> Your goal: Reproduce the entries below character for character.
------ Source material ------
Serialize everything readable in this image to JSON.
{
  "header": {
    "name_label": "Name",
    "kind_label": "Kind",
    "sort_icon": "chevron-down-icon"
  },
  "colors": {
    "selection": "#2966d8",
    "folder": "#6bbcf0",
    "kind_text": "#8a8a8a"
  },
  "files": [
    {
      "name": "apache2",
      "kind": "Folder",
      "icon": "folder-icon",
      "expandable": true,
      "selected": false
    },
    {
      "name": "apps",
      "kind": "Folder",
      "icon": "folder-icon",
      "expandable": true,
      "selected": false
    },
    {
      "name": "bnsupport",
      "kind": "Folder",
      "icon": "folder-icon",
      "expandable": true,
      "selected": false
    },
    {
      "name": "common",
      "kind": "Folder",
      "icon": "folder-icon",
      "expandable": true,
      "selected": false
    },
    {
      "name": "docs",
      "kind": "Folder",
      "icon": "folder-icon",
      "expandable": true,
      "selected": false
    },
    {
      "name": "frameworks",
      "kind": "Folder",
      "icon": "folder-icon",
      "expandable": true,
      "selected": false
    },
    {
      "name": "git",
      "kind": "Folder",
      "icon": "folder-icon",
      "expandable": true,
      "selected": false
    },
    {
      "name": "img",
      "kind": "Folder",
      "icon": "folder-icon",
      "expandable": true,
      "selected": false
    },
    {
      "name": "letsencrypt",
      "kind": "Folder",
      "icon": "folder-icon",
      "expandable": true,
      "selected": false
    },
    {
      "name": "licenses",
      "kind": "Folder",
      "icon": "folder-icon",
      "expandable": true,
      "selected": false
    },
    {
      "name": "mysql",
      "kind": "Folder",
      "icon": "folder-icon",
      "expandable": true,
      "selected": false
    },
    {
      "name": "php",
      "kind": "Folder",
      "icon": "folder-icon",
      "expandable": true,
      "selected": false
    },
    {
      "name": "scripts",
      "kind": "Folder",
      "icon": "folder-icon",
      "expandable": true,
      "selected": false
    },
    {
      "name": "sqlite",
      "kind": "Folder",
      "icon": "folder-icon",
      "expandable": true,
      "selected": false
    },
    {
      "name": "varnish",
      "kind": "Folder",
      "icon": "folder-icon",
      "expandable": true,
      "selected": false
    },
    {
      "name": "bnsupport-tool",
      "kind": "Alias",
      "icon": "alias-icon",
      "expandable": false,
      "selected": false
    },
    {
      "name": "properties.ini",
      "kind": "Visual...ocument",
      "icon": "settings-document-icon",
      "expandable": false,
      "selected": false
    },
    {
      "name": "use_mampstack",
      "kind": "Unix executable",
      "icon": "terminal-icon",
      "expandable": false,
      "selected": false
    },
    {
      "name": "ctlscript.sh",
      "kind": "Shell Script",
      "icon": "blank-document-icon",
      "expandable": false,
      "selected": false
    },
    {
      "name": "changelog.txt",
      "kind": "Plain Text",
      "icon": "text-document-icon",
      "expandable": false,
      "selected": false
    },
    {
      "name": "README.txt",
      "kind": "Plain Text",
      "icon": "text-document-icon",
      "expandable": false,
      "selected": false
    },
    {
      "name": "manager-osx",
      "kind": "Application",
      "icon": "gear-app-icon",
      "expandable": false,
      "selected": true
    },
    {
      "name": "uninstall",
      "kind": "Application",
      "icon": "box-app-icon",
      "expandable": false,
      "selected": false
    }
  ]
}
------
> Solution to the problem:
Serialize everything readable in this image to JSON.
{
  "header": {
    "name_label": "Name",
    "kind_label": "Kind",
    "sort_icon": "chevron-down-icon"
  },
  "colors": {
    "selection": "#2966d8",
    "folder": "#6bbcf0",
    "kind_text": "#8a8a8a"
  },
  "files": [
    {
      "name": "apache2",
      "kind": "Folder",
      "icon": "folder-icon",
      "expandable": true,
      "selected": false
    },
    {
      "name": "apps",
      "kind": "Folder",
      "icon": "folder-icon",
      "expandable": true,
      "selected": false
    },
    {
      "name": "bnsupport",
      "kind": "Folder",
      "icon": "folder-icon",
      "expandable": true,
      "selected": false
    },
    {
      "name": "common",
      "kind": "Folder",
      "icon": "folder-icon",
      "expandable": true,
      "selected": false
    },
    {
      "name": "docs",
      "kind": "Folder",
      "icon": "folder-icon",
      "expandable": true,
      "selected": false
    },
    {
      "name": "frameworks",
      "kind": "Folder",
      "icon": "folder-icon",
      "expandable": true,
      "selected": false
    },
    {
      "name": "git",
      "kind": "Folder",
      "icon": "folder-icon",
      "expandable": true,
      "selected": false
    },
    {
      "name": "img",
      "kind": "Folder",
      "icon": "folder-icon",
      "expandable": true,
      "selected": false
    },
    {
      "name": "letsencrypt",
      "kind": "Folder",
      "icon": "folder-icon",
      "expandable": true,
      "selected": false
    },
    {
      "name": "licenses",
      "kind": "Folder",
      "icon": "folder-icon",
      "expandable": true,
      "selected": false
    },
    {
      "name": "mysql",
      "kind": "Folder",
      "icon": "folder-icon",
      "expandable": true,
      "selected": false
    },
    {
      "name": "php",
      "kind": "Folder",
      "icon": "folder-icon",
      "expandable": true,
      "selected": false
    },
    {
      "name": "scripts",
      "kind": "Folder",
      "icon": "folder-icon",
      "expandable": true,
      "selected": false
    },
    {
      "name": "sqlite",
      "kind": "Folder",
      "icon": "folder-icon",
      "expandable": true,
      "selected": false
    },
    {
      "name": "varnish",
      "kind": "Folder",
      "icon": "folder-icon",
      "expandable": true,
      "selected": false
    },
    {
      "name": "bnsupport-tool",
      "kind": "Alias",
      "icon": "alias-icon",
      "expandable": false,
      "selected": false
    },
    {
      "name": "properties.ini",
      "kind": "Visual...ocument",
      "icon": "settings-document-icon",
      "expandable": false,
      "selected": false
    },
    {
      "name": "use_mampstack",
      "kind": "Unix executable",
      "icon": "terminal-icon",
      "expandable": false,
      "selected": false
    },
    {
      "name": "ctlscript.sh",
      "kind": "Shell Script",
      "icon": "blank-document-icon",
      "expandable": false,
      "selected": false
    },
    {
      "name": "changelog.txt",
      "kind": "Plain Text",
      "icon": "text-document-icon",
      "expandable": false,
      "selected": false
    },
    {
      "name": "README.txt",
      "kind": "Plain Text",
      "icon": "text-document-icon",
      "expandable": false,
      "selected": false
    },
    {
      "name": "manager-osx",
      "kind": "Application",
      "icon": "gear-app-icon",
      "expandable": false,
      "selected": true
    },
    {
      "name": "uninstall",
      "kind": "Application",
      "icon": "box-app-icon",
      "expandable": false,
      "selected": false
    }
  ]
}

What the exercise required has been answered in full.